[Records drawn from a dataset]
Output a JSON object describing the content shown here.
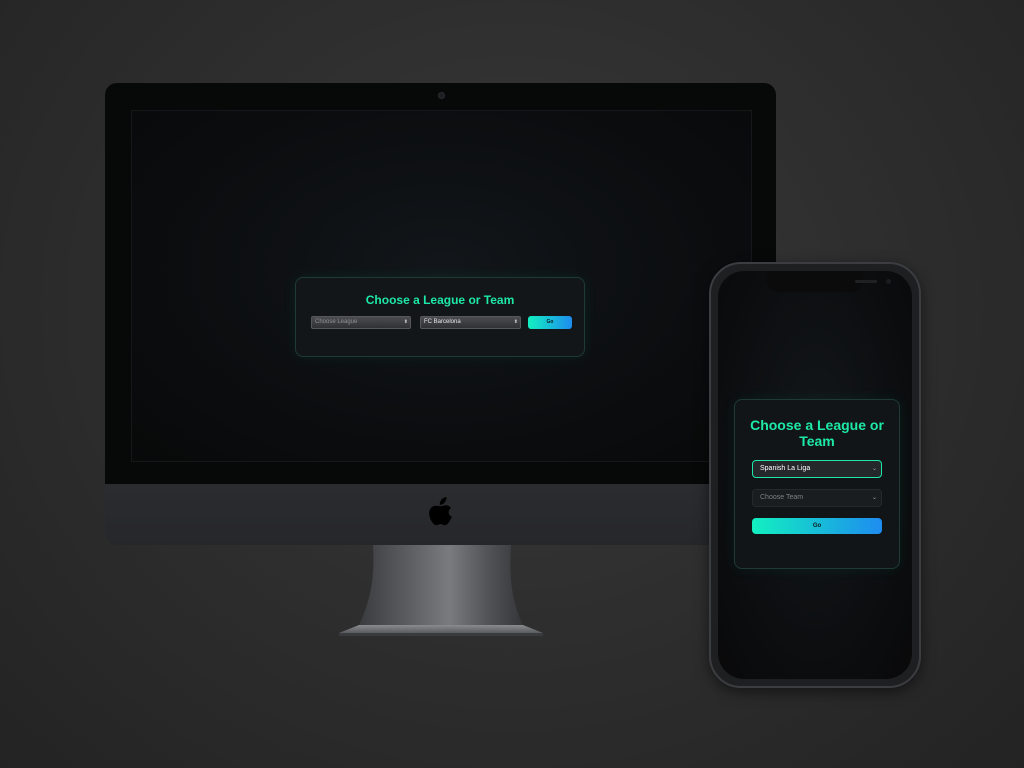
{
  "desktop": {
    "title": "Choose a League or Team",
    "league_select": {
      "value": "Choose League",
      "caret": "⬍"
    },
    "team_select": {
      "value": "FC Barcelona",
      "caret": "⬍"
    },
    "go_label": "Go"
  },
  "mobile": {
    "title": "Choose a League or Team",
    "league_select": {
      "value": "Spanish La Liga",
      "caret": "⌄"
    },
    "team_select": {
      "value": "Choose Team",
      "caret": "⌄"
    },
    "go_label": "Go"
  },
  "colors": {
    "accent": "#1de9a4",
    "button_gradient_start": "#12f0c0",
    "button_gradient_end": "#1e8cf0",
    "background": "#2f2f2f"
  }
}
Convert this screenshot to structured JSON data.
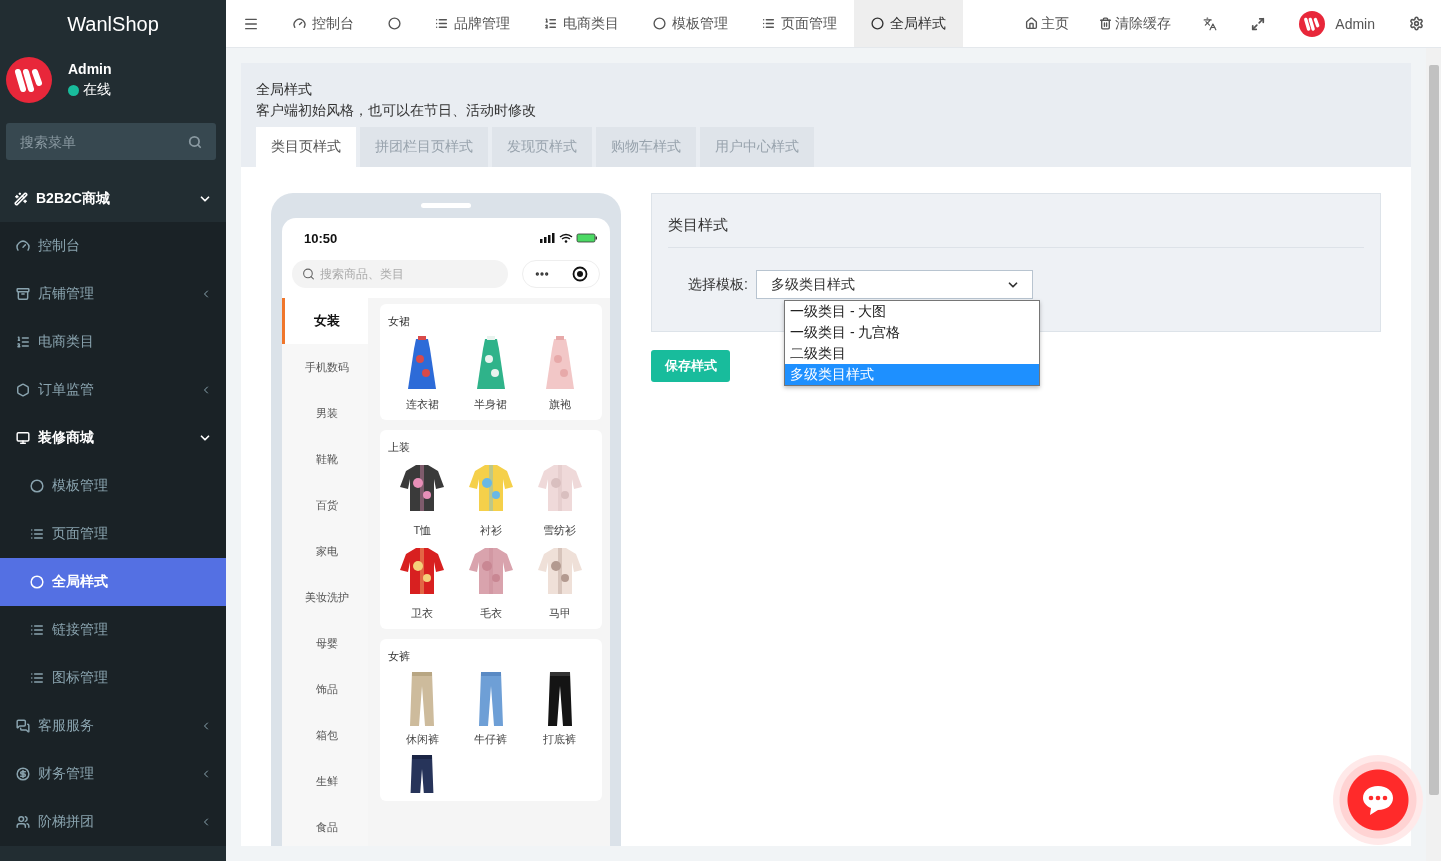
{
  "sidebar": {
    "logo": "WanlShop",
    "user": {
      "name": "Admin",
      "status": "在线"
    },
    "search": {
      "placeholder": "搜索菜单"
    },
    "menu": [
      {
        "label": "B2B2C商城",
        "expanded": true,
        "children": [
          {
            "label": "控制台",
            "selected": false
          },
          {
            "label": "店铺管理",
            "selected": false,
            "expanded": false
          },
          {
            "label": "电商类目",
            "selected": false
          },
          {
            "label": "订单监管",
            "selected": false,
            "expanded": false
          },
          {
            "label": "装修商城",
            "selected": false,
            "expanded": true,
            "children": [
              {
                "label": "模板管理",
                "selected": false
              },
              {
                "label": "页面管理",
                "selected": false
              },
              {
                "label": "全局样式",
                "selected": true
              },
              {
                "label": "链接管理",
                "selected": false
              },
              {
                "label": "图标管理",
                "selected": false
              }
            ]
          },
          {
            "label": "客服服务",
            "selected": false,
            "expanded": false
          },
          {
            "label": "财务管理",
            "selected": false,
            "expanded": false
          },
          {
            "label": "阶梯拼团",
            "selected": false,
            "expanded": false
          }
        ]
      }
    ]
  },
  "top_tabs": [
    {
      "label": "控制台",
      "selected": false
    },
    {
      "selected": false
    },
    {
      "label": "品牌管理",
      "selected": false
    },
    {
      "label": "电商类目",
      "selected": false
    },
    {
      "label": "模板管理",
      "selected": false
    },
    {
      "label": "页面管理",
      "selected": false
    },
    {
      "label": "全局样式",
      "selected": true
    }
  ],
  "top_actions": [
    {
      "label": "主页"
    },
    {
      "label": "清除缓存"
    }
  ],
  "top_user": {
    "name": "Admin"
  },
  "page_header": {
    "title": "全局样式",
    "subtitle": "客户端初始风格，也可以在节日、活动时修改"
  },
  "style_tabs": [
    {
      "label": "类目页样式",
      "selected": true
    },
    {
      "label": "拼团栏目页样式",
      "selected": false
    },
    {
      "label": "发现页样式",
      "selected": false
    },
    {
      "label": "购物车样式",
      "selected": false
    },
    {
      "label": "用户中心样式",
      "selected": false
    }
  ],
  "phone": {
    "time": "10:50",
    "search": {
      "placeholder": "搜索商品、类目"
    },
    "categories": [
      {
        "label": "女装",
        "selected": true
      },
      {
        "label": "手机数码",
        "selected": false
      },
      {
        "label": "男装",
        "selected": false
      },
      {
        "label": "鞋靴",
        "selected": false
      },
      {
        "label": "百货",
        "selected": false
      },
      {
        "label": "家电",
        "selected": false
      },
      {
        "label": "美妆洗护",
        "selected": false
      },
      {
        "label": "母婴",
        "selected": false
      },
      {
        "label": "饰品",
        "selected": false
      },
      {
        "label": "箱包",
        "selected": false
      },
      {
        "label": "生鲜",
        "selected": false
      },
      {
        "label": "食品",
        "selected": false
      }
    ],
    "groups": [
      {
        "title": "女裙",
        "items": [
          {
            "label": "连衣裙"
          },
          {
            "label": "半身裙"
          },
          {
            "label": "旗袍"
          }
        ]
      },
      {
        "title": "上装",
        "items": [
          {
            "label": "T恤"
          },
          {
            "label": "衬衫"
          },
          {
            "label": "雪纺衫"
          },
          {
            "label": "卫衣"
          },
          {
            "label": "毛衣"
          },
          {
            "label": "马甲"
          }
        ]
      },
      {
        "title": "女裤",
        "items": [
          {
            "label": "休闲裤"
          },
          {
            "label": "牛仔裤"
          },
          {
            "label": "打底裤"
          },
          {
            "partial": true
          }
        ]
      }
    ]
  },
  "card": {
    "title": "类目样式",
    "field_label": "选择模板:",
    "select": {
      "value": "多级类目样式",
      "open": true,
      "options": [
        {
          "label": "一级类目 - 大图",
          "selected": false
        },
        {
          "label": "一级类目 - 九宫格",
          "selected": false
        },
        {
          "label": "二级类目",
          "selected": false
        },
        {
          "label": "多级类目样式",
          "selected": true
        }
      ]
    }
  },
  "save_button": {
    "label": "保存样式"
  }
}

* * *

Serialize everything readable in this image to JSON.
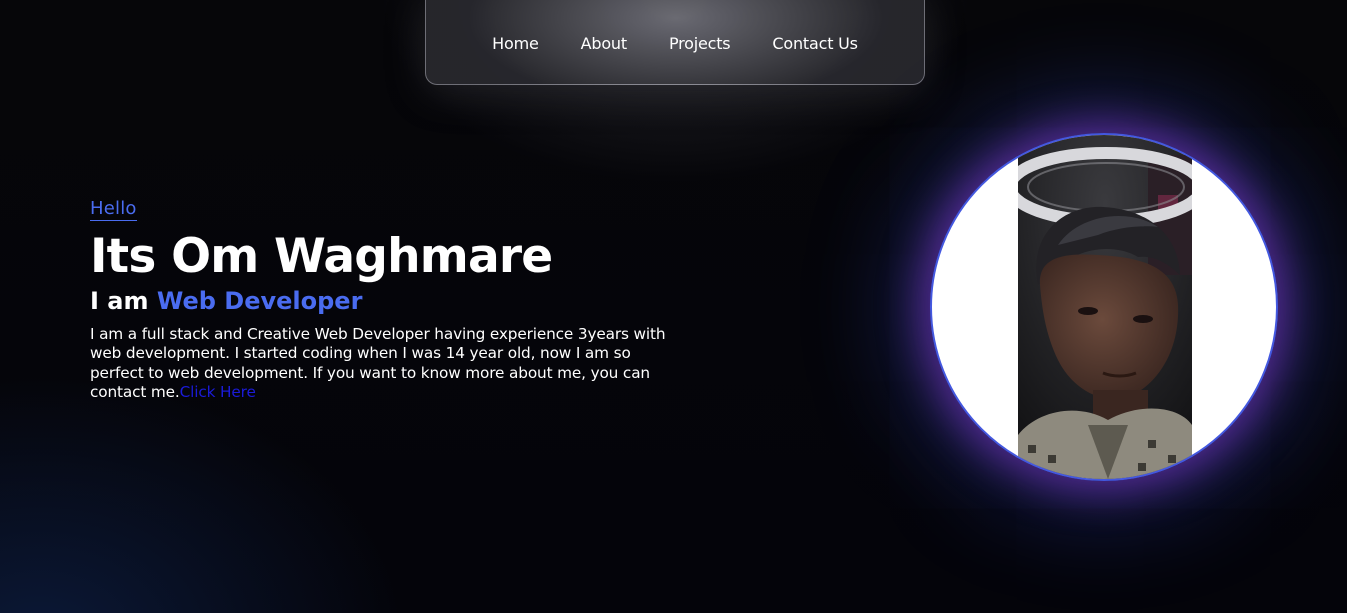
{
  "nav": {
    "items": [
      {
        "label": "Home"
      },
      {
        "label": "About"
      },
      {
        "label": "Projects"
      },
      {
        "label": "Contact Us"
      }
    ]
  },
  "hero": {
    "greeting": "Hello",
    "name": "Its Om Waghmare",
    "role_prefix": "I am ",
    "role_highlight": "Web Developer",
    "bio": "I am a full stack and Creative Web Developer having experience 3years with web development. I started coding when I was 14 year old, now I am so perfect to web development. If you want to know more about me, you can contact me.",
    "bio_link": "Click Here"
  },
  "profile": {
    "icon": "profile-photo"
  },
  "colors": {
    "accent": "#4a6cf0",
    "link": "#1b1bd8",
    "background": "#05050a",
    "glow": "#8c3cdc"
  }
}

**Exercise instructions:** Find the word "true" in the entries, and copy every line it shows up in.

**Exercise answer:**
        "expanded": true,
            "expanded": true,
                "selected": true
      "selected": true
      "selected": true
        "selected": true
            "partial": true
      "open": true,
          "selected": true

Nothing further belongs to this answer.